_Brief_. Please show every line in the entries below that includes the word "green".

Items from a data source
------------------------
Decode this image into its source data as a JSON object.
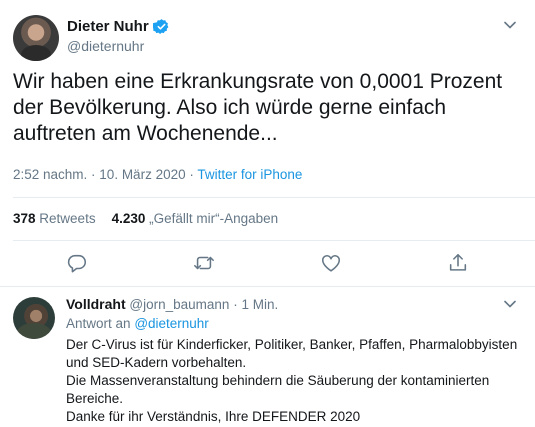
{
  "main_tweet": {
    "display_name": "Dieter Nuhr",
    "handle": "@dieternuhr",
    "text": "Wir haben eine Erkrankungsrate von 0,0001 Prozent der Bevölkerung. Also ich würde gerne einfach auftreten am Wochenende...",
    "time": "2:52 nachm.",
    "separator": " · ",
    "date": "10. März 2020",
    "source": "Twitter for iPhone",
    "retweets_count": "378",
    "retweets_label": "Retweets",
    "likes_count": "4.230",
    "likes_label": "„Gefällt mir“-Angaben",
    "icons": {
      "verified": "verified-badge-icon",
      "caret": "chevron-down-icon",
      "reply": "reply-icon",
      "retweet": "retweet-icon",
      "like": "heart-icon",
      "share": "share-icon"
    }
  },
  "reply": {
    "display_name": "Volldraht",
    "handle": "@jorn_baumann",
    "separator": " · ",
    "time": "1 Min.",
    "reply_to_label": "Antwort an",
    "reply_to_handle": "@dieternuhr",
    "lines": [
      "Der C-Virus ist für Kinderficker, Politiker, Banker, Pfaffen, Pharmalobbyisten",
      "und SED-Kadern vorbehalten.",
      "Die Massenveranstaltung behindern die Säuberung der kontaminierten",
      "Bereiche.",
      "Danke für ihr Verständnis, Ihre DEFENDER 2020"
    ]
  },
  "colors": {
    "accent": "#1b95e0",
    "verified": "#1da1f2",
    "muted": "#657786",
    "text": "#14171a",
    "divider": "#e6ecf0"
  }
}
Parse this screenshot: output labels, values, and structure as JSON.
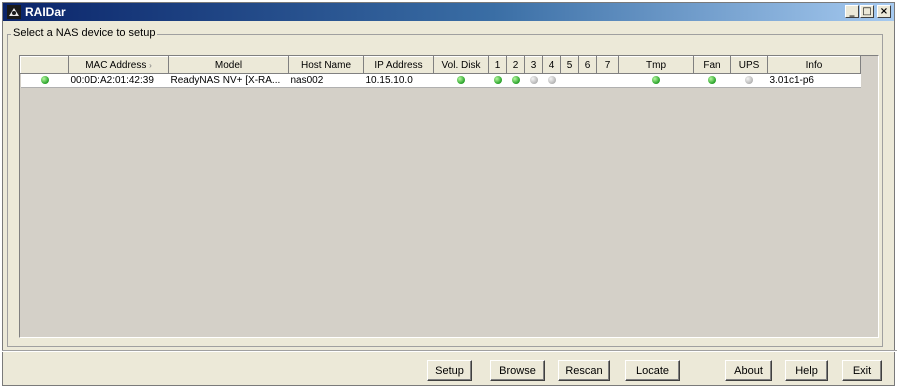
{
  "window": {
    "title": "RAIDar",
    "controls": [
      "minimize",
      "maximize",
      "close"
    ]
  },
  "group": {
    "label": "Select a NAS device to setup"
  },
  "table": {
    "columns": [
      "",
      "MAC Address",
      "Model",
      "Host Name",
      "IP Address",
      "Vol. Disk",
      "1",
      "2",
      "3",
      "4",
      "5",
      "6",
      "7",
      "Tmp",
      "Fan",
      "UPS",
      "Info"
    ],
    "sort_indicator": "›",
    "rows": [
      {
        "status": "green",
        "mac": "00:0D:A2:01:42:39",
        "model": "ReadyNAS NV+ [X-RA...",
        "host": "nas002",
        "ip": "10.15.10.0",
        "vol": "green",
        "disks": [
          "green",
          "green",
          "gray",
          "gray",
          "",
          "",
          ""
        ],
        "tmp": "green",
        "fan": "green",
        "ups": "gray",
        "info": "3.01c1-p6"
      }
    ]
  },
  "buttons": {
    "setup": "Setup",
    "browse": "Browse",
    "rescan": "Rescan",
    "locate": "Locate",
    "about": "About",
    "help": "Help",
    "exit": "Exit"
  },
  "icons": {
    "app": "raidar-app-icon",
    "status_ok": "#2fa82f",
    "status_off": "#b9b9b9"
  }
}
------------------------
_Response_.
        "status": "green",
        "vol": "green",
          "green",
          "green",
        "tmp": "green",
        "fan": "green",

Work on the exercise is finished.